> **What is expected**:
Scan the entries below, and for each line that includes the word "title", make a copy.

> **Input data**:
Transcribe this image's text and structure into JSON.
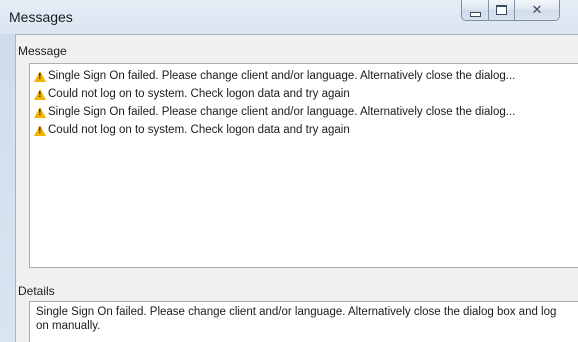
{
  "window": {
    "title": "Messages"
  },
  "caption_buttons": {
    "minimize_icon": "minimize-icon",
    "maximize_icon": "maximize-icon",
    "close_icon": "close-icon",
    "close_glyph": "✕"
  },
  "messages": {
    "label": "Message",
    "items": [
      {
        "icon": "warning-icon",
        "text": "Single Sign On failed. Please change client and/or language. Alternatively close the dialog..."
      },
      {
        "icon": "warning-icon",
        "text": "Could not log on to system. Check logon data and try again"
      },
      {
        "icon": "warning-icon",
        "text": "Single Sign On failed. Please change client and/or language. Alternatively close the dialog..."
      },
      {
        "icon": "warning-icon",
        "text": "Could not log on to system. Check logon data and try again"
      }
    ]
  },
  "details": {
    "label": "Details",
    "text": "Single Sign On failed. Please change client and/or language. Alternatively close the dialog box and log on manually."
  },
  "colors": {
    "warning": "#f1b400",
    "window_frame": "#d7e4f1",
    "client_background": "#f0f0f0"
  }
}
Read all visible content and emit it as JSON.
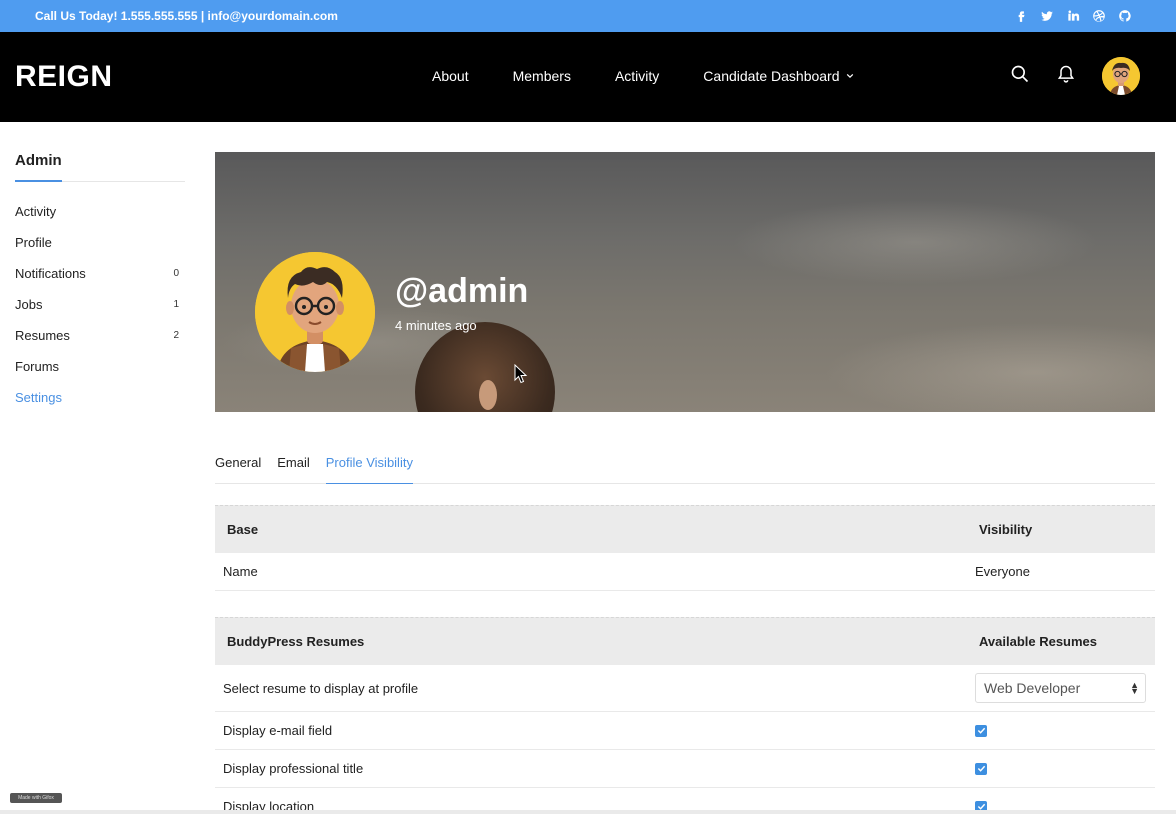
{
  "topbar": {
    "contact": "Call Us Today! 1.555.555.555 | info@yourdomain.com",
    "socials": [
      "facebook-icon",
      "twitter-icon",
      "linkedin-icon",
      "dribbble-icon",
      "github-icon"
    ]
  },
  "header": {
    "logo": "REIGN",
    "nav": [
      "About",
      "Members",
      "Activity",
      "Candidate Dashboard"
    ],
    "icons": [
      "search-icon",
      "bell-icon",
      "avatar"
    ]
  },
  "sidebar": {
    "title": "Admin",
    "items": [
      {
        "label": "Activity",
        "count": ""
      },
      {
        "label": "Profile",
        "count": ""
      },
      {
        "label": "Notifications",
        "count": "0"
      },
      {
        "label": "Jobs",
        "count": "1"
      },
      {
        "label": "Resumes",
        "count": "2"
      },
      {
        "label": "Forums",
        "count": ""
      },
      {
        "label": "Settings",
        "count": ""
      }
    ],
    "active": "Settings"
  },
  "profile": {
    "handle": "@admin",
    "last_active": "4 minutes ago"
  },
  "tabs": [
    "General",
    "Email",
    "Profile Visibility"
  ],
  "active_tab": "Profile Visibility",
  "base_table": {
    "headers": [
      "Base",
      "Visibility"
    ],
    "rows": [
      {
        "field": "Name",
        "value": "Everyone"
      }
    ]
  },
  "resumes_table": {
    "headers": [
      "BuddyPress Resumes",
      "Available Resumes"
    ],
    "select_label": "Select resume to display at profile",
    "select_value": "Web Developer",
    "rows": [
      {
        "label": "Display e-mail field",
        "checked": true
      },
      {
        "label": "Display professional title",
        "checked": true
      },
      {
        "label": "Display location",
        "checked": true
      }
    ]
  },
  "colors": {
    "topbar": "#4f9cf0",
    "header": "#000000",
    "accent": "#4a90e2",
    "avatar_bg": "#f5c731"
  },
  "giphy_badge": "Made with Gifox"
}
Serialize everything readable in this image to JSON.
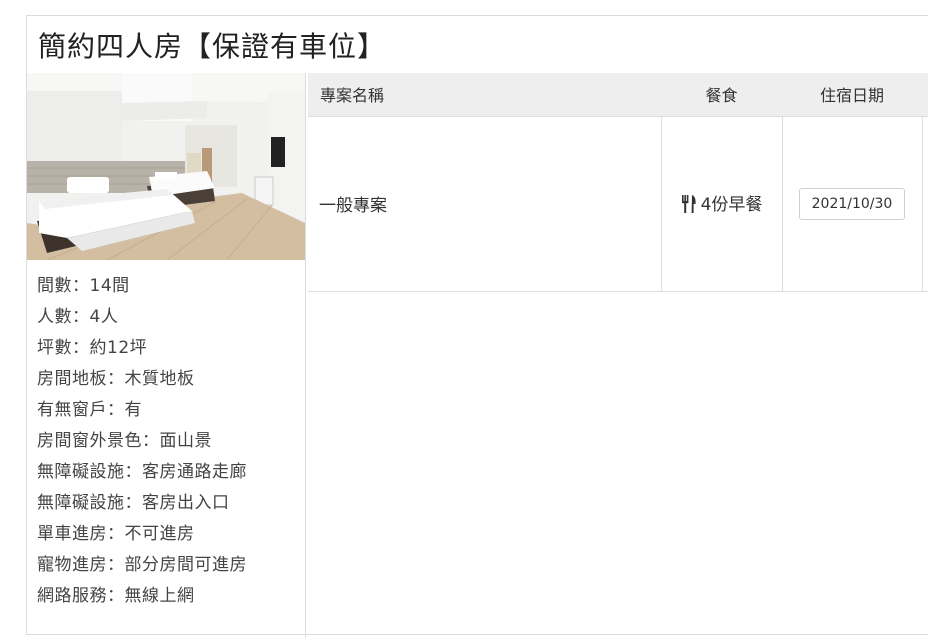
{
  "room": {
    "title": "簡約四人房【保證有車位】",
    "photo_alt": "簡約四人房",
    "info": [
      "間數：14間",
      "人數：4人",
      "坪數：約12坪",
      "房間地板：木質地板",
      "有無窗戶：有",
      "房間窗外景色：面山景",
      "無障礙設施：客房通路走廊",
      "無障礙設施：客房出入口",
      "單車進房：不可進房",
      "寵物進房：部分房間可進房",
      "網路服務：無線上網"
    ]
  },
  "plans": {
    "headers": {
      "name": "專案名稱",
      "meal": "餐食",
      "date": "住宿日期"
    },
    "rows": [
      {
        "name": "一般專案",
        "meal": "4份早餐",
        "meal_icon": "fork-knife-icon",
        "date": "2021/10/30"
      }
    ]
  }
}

> **Reply to the task**:
    "title": "Messages"
    "title": "Admin",
        "label": "Display professional title",
    "title": "簡約四人房【保證有車位】",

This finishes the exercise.